Choosing a wine based only on its label can make you feel like an explorer in front of an unknown civilisation. This applies particularly to wines of the old world where the provenance is of the utmost importance; the worst headaches resulting from those from Italy and France.
There are two ways to relieve the pain.
One is to know the highest classification of each country. France was the first to establish a system in 1935, which was followed and copied by most of the countries in Europe. The goal was to determine a set of rules per region (or appellation) to certify its provenance, to limit the yield (the lower the production supposedly the better the quality of the grapes), determine the grapes allowed, and regulate the use of pesticides, vinification techniques, minimum ageing requirement, the labelling etc.
In France this highest classification is “Appellation d’Origine Contrôlée” (AOC) or “Appellation d’Origine Protégée” (AOP). Italy has DOC or DOCG (Denominazione di Origine Controllata e Garantita), while in Spain it is DO or DOP (Denominación de Origen Protegida) and in Germany they have QbA (Qualitästwein) to name the principal ones of Europe.
To be labelled as produced according to these regulations does not necessarily mean that the wine will be amazing, but at least there is a warranty about the provenance and care given to the production.

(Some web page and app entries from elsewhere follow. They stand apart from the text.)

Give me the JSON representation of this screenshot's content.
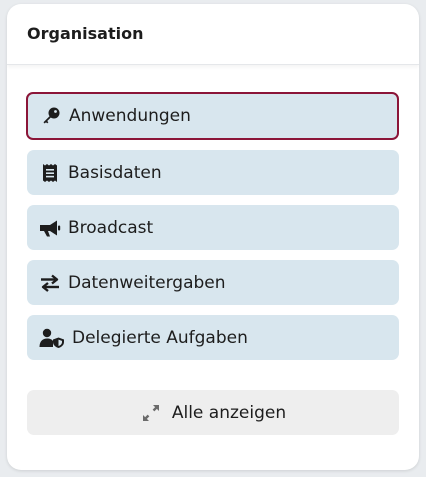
{
  "card": {
    "title": "Organisation"
  },
  "menu": {
    "items": [
      {
        "label": "Anwendungen",
        "icon": "key-icon",
        "active": true
      },
      {
        "label": "Basisdaten",
        "icon": "receipt-icon",
        "active": false
      },
      {
        "label": "Broadcast",
        "icon": "megaphone-icon",
        "active": false
      },
      {
        "label": "Datenweitergaben",
        "icon": "exchange-arrows-icon",
        "active": false
      },
      {
        "label": "Delegierte Aufgaben",
        "icon": "user-shield-icon",
        "active": false
      }
    ]
  },
  "show_all": {
    "label": "Alle anzeigen",
    "icon": "expand-icon"
  },
  "colors": {
    "button_bg": "#d8e6ee",
    "active_border": "#8b1538",
    "show_all_bg": "#eeeeee",
    "icon_color": "#1d1d1d",
    "expand_icon_color": "#6b6b6b"
  }
}
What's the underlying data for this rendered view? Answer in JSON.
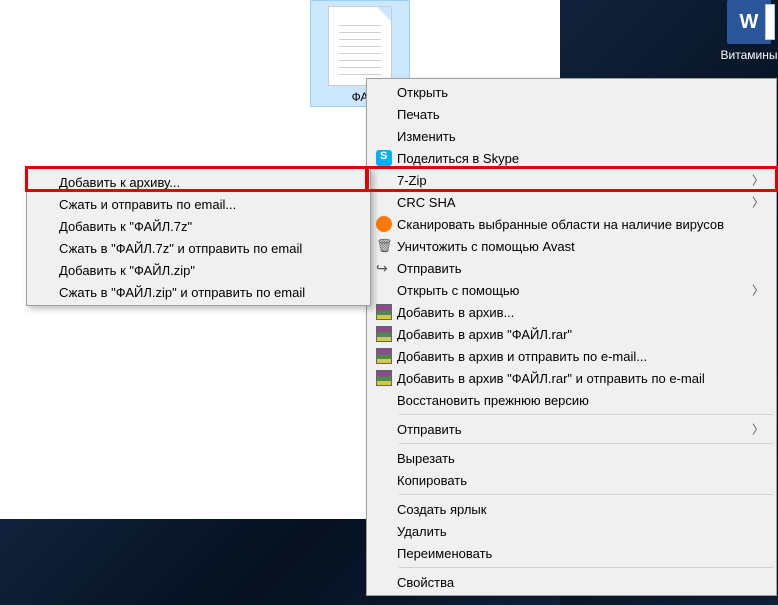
{
  "desktop": {
    "selected_file_label": "ФА",
    "word_file_label": "Витамины",
    "word_letter": "W"
  },
  "primary_menu": {
    "open": "Открыть",
    "print": "Печать",
    "edit": "Изменить",
    "skype": "Поделиться в Skype",
    "sevenzip": "7-Zip",
    "crc": "CRC SHA",
    "scan": "Сканировать выбранные области на наличие вирусов",
    "avast_delete": "Уничтожить с помощью Avast",
    "send": "Отправить",
    "open_with": "Открыть с помощью",
    "rar_add": "Добавить в архив...",
    "rar_add_named": "Добавить в архив \"ФАЙЛ.rar\"",
    "rar_email": "Добавить в архив и отправить по e-mail...",
    "rar_email_named": "Добавить в архив \"ФАЙЛ.rar\" и отправить по e-mail",
    "restore": "Восстановить прежнюю версию",
    "send_to": "Отправить",
    "cut": "Вырезать",
    "copy": "Копировать",
    "shortcut": "Создать ярлык",
    "delete": "Удалить",
    "rename": "Переименовать",
    "properties": "Свойства"
  },
  "submenu": {
    "add_archive": "Добавить к архиву...",
    "compress_email": "Сжать и отправить по email...",
    "add_7z": "Добавить к \"ФАЙЛ.7z\"",
    "compress_7z_email": "Сжать в \"ФАЙЛ.7z\" и отправить по email",
    "add_zip": "Добавить к \"ФАЙЛ.zip\"",
    "compress_zip_email": "Сжать в \"ФАЙЛ.zip\" и отправить по email"
  }
}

It is more and more common to have very interesting wines labelled with a more general appellation. Many young vintners who become frustrated by the tight rules of the AOC and wish to experiment with different grapes or techniques, will be classified as “region wine” like “Vin de Pays” or IGP (Indication Géographique Protégée) in France for example. This is particularly true in Italy, with the Super Tuscan trend, where some of the most expensive and sought after wines are classified as IGT (Indicazione Geografica Tipica).
The second tip for deciphering labels is simple and can be compared to Google Maps. The more general the appellation, the more likely that the wine will be mediocre. For example “Wine from the EU” or “Vin de la Communauté Européenne”, which is the most general appellation, meaning the wine can come from anywhere within the EU and could be a blend of different grapes from different areas. So most likely a very low quality wine.
Then the more you zoom in the better chance of selecting a good wine: from the country, then the region, the village, the domaine or château to eventually a specific terroir. Let’s take “Vin de France” and zoom in to “Bourgogne”. From “Vin de Bourgogne” (the general region appellation), go further in to the sub-region “Bourgogne Côtes-de-Nuits”, to the village “Vosne-Romanée”, and finally to a specific terroir “La Romanée-Conti Grand Cru”. Note that “Grand Cru” is the highest qualification in most of the regions in France and “Premier Cru” is a lesser one, while in Bordeaux “Premier Grand Cru Classé” is the highest, “Grand Cru Classé” being the lesser.
Of course this is a simplification of reading wine labels and nothing can replace knowledge. But it is also why this is such an engrossing topic.
Wine available at www.claret-wines.com
Piedmont with Tuscany make the two most prestigious wine regions of Italy. Within Piedmont there is one appellation that inflames a wine lover, which is Barolo. Here you can find some of the most complex and age-worthy wines of Italy. To be a Barolo DOCG the grapes must come from this prestigious area and to be made only from Nebbiolo. This red and thick-skinned grape is high in acidity and tannins, enabling it to age well. Despite its light ruby colour this is a powerful wine and this particular one, while young, already has smooth tannins due to a very gentle pressing and fermentation in large barrels. As the term “classico” implies, this is a blend of grapes from different plots around Serralunga d’Alba which gives it great balance from a young age. Delicate nose of violet and roses with some wild red cherry and strawberry, and hint of undergrowth. Very smooth on the palate with flavours of red berries, blackberry and chocolate. Very easy to match with a wide variety of food. David Rouault
David Rouault is a professional classical musician, part time wine consultant and full time wine lover, holding WSET Level 3,
Certified Specialist of Wine and Introductory Sommelier diplomas. www.dionysos.com.mo